Exercise instructions
For the string "Published", find every matching line in the records and copy it.

BEGIN Records for processing

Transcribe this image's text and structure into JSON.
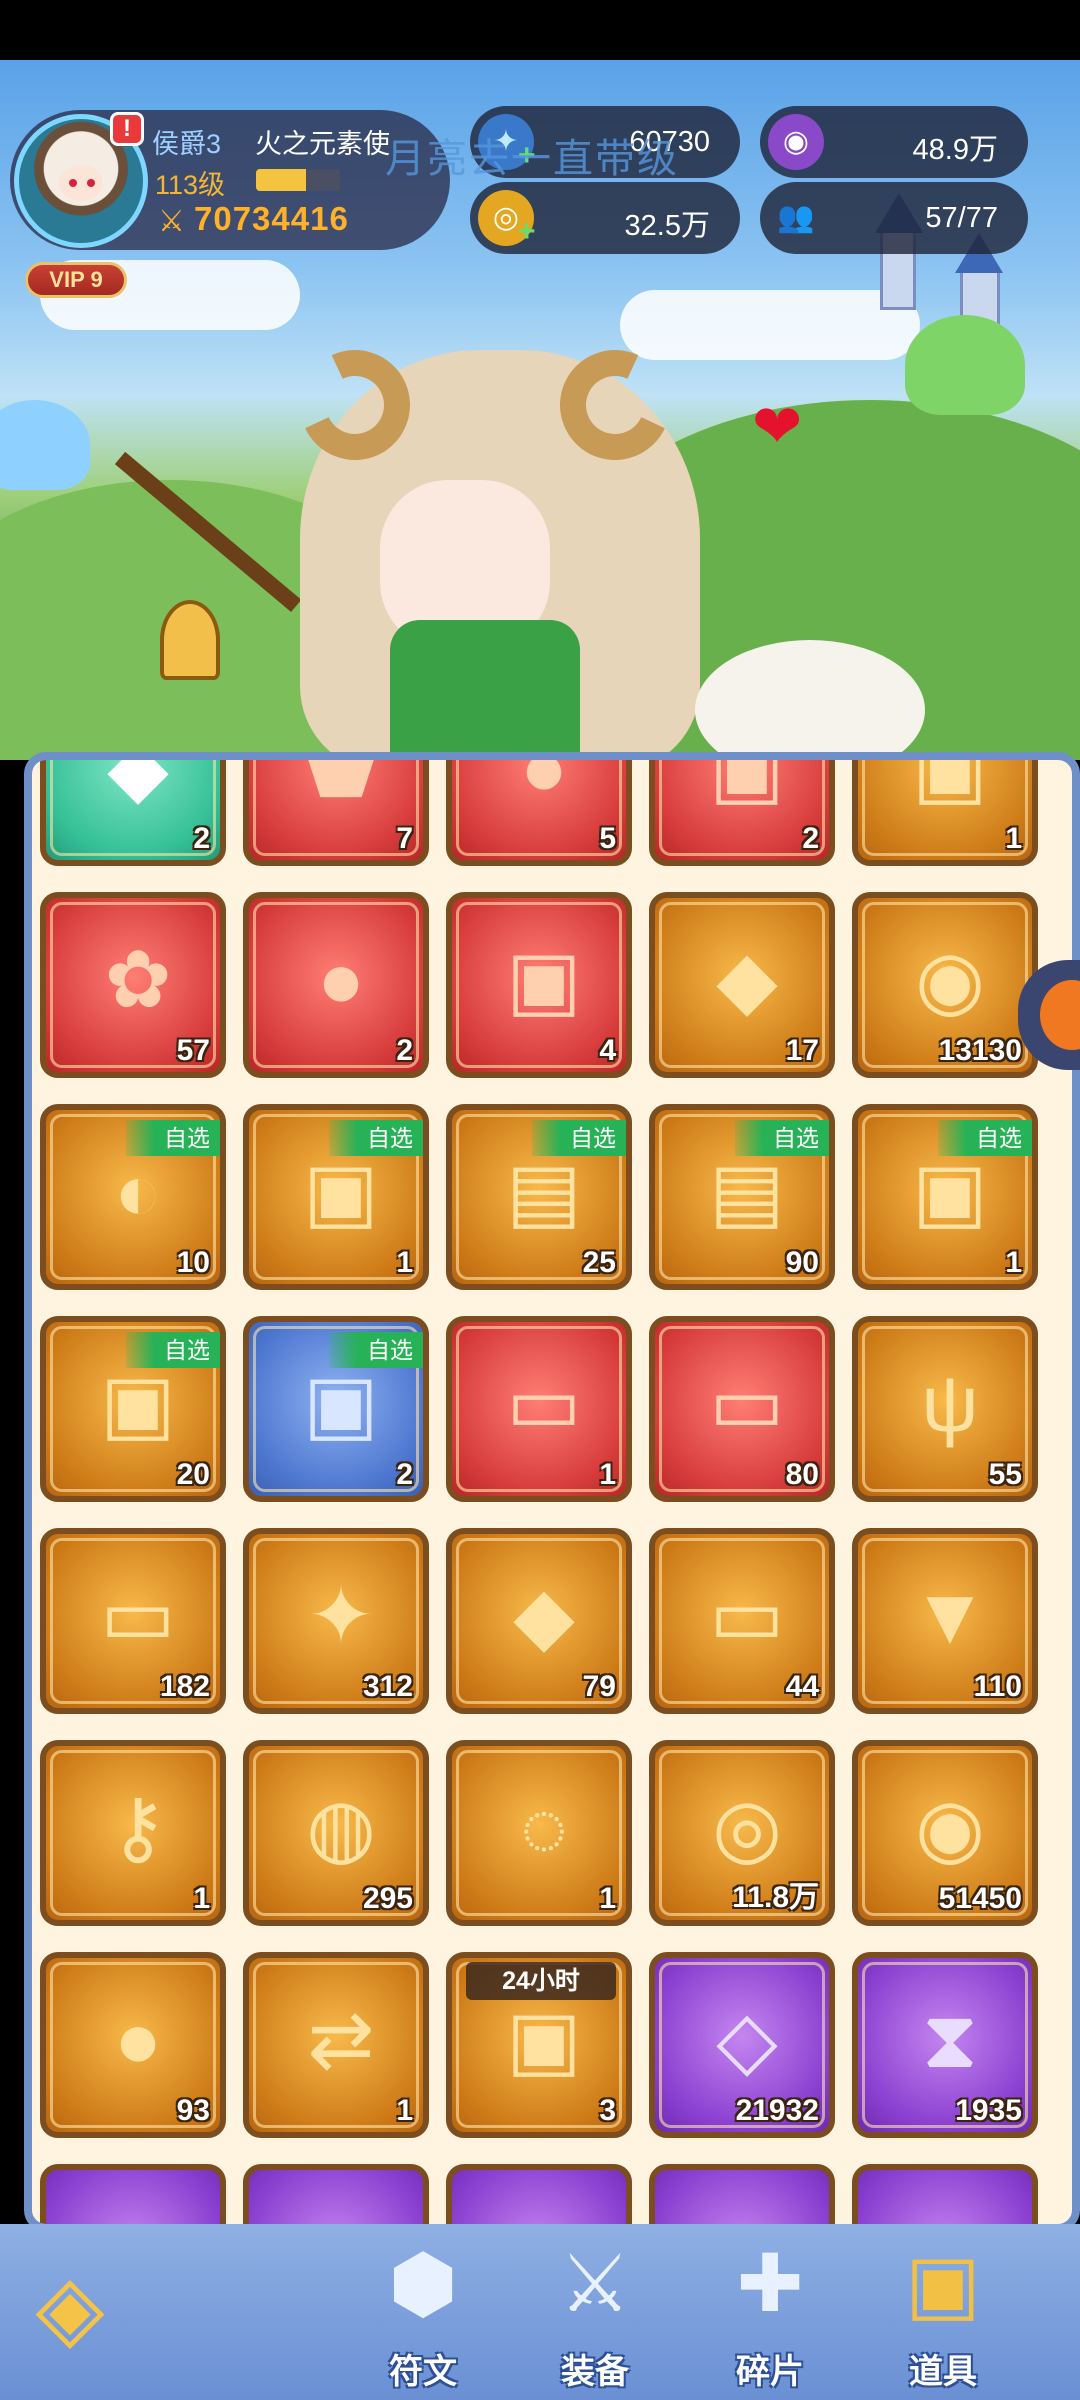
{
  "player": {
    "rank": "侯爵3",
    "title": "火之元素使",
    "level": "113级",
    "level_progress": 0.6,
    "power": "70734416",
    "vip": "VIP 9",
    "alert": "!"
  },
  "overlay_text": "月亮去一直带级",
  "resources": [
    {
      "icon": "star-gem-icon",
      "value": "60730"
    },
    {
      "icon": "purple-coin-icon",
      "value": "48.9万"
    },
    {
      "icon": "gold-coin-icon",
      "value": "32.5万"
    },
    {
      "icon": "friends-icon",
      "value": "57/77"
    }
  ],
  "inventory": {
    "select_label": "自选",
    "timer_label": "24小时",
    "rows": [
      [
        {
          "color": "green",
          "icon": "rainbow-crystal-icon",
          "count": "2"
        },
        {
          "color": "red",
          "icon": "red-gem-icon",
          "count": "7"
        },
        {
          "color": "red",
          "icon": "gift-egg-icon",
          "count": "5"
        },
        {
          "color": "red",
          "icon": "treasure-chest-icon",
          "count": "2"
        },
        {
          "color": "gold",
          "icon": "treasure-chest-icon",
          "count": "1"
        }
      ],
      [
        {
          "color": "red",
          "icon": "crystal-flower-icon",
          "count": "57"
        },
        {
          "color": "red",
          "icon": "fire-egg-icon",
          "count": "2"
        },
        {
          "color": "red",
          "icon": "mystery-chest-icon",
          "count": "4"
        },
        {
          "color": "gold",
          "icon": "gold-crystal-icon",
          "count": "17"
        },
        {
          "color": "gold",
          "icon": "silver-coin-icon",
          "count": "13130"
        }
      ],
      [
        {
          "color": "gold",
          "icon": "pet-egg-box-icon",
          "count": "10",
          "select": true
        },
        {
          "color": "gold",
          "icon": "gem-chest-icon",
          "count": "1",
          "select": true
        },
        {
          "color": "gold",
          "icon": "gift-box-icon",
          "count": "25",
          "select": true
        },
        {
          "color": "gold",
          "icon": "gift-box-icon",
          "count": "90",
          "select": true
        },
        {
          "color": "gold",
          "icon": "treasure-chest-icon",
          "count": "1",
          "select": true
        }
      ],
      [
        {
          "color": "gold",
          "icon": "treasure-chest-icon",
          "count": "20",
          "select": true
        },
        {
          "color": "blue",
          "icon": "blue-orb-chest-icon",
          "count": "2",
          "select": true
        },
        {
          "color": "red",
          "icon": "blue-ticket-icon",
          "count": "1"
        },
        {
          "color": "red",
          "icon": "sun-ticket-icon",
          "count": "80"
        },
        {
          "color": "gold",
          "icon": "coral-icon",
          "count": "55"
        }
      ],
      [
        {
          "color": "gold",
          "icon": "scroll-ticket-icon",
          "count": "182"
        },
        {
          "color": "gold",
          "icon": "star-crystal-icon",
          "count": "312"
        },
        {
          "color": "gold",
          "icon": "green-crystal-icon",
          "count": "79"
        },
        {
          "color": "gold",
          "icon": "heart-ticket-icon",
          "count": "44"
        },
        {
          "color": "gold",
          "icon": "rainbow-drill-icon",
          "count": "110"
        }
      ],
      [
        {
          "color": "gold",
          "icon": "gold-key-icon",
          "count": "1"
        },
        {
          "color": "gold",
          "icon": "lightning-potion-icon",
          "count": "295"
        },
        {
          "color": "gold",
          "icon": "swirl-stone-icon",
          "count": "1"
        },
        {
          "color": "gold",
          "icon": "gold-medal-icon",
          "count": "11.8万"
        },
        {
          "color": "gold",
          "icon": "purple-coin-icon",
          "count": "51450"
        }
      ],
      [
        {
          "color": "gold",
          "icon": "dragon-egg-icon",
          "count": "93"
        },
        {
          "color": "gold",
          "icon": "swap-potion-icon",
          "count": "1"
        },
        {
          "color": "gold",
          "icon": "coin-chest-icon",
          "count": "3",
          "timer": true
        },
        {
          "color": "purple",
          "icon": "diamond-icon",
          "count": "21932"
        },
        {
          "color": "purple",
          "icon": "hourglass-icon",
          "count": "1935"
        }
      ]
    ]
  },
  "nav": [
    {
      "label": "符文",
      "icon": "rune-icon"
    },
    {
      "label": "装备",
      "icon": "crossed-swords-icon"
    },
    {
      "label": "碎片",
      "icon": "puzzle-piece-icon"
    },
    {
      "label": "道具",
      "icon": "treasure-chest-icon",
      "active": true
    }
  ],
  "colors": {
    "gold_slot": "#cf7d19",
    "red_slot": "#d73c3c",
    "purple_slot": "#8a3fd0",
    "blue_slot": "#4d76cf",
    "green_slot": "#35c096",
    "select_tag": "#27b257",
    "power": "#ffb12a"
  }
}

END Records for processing
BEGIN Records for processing

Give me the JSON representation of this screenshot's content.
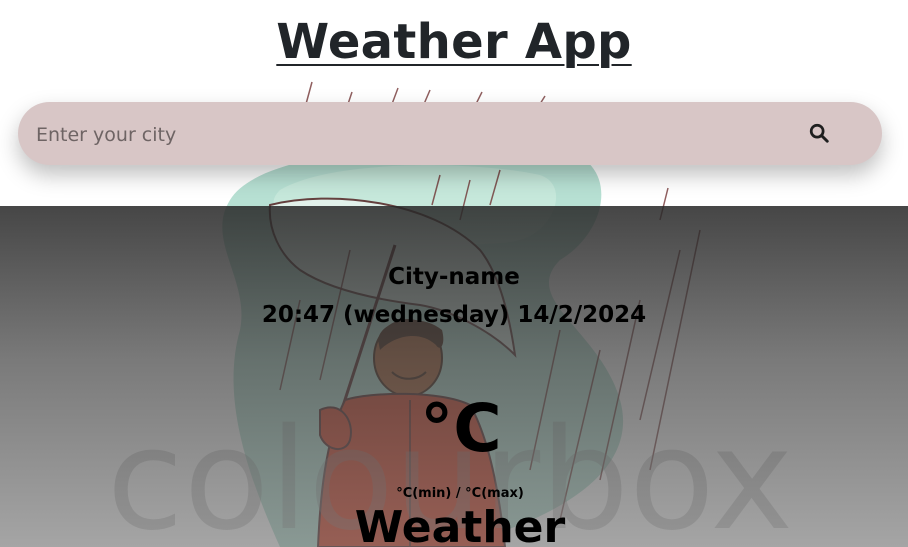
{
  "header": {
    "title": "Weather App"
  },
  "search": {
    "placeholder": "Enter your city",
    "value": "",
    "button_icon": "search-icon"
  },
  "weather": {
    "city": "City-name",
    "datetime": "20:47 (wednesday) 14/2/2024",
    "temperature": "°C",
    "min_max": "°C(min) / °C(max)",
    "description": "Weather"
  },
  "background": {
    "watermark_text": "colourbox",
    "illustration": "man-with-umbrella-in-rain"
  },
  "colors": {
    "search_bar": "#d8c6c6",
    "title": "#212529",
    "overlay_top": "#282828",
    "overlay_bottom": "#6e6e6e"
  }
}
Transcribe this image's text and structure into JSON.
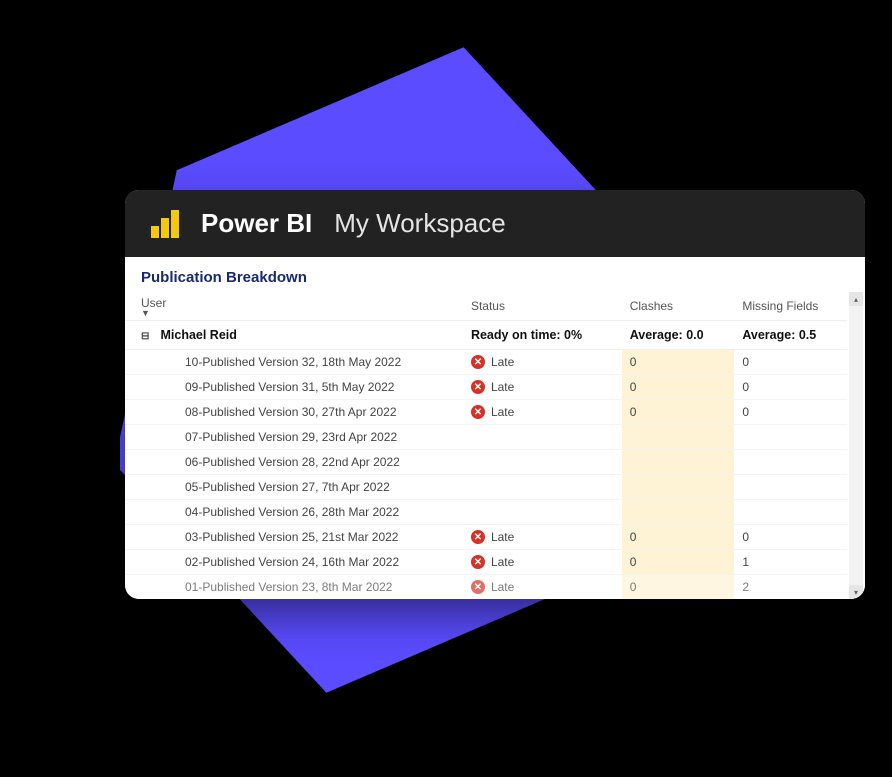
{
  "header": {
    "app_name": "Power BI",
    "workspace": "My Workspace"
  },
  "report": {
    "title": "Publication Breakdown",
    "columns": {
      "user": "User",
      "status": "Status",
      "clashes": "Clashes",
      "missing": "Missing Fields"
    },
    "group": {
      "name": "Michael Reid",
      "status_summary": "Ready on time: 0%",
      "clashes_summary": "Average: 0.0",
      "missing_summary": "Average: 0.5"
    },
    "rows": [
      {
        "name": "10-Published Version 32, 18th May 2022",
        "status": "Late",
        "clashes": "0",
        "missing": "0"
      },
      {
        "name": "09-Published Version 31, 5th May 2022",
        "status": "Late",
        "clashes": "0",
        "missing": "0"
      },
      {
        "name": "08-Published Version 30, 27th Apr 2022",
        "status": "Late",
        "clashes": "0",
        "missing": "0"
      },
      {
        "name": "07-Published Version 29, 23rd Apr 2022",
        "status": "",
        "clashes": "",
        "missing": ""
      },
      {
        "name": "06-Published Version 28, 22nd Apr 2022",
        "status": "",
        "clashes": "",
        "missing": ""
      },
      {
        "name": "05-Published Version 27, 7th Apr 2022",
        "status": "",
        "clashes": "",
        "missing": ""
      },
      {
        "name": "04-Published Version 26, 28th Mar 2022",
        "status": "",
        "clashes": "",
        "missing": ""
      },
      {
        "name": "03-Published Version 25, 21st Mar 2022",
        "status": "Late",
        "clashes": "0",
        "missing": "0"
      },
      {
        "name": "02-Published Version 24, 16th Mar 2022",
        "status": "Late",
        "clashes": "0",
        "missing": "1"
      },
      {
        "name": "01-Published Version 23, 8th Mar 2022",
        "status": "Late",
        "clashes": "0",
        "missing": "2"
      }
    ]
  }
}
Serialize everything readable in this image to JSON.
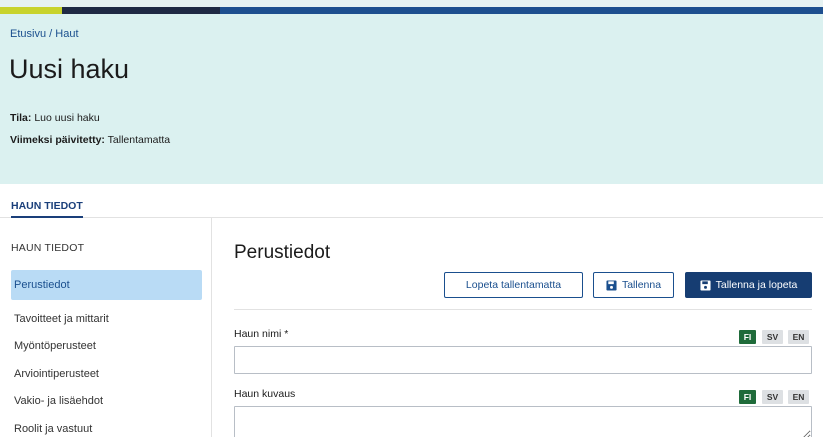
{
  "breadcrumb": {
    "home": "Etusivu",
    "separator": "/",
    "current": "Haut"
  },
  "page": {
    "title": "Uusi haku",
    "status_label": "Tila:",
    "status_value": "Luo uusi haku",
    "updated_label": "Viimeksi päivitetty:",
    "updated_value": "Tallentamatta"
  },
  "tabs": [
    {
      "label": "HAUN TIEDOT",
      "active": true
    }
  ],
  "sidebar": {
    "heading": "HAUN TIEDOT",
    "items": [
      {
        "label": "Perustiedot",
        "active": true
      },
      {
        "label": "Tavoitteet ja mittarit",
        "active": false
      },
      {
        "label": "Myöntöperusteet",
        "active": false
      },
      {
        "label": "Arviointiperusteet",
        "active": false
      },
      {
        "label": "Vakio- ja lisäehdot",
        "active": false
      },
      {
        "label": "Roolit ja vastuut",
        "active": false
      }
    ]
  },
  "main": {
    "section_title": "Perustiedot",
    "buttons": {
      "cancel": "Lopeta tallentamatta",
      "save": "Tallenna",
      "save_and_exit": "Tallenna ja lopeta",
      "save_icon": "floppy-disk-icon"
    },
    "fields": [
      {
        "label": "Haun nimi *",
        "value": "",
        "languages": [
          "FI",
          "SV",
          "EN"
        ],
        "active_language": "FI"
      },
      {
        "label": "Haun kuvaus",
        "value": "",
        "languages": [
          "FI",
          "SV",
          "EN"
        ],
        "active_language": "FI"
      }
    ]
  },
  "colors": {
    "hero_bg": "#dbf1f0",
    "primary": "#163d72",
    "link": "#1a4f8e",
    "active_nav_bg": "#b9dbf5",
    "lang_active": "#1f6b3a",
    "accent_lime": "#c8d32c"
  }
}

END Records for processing

Answer space
        "name": "10-Published Version 32, 18th May 2022",
        "name": "09-Published Version 31, 5th May 2022",
        "name": "08-Published Version 30, 27th Apr 2022",
        "name": "07-Published Version 29, 23rd Apr 2022",
        "name": "06-Published Version 28, 22nd Apr 2022",
        "name": "05-Published Version 27, 7th Apr 2022",
        "name": "04-Published Version 26, 28th Mar 2022",
        "name": "03-Published Version 25, 21st Mar 2022",
        "name": "02-Published Version 24, 16th Mar 2022",
        "name": "01-Published Version 23, 8th Mar 2022",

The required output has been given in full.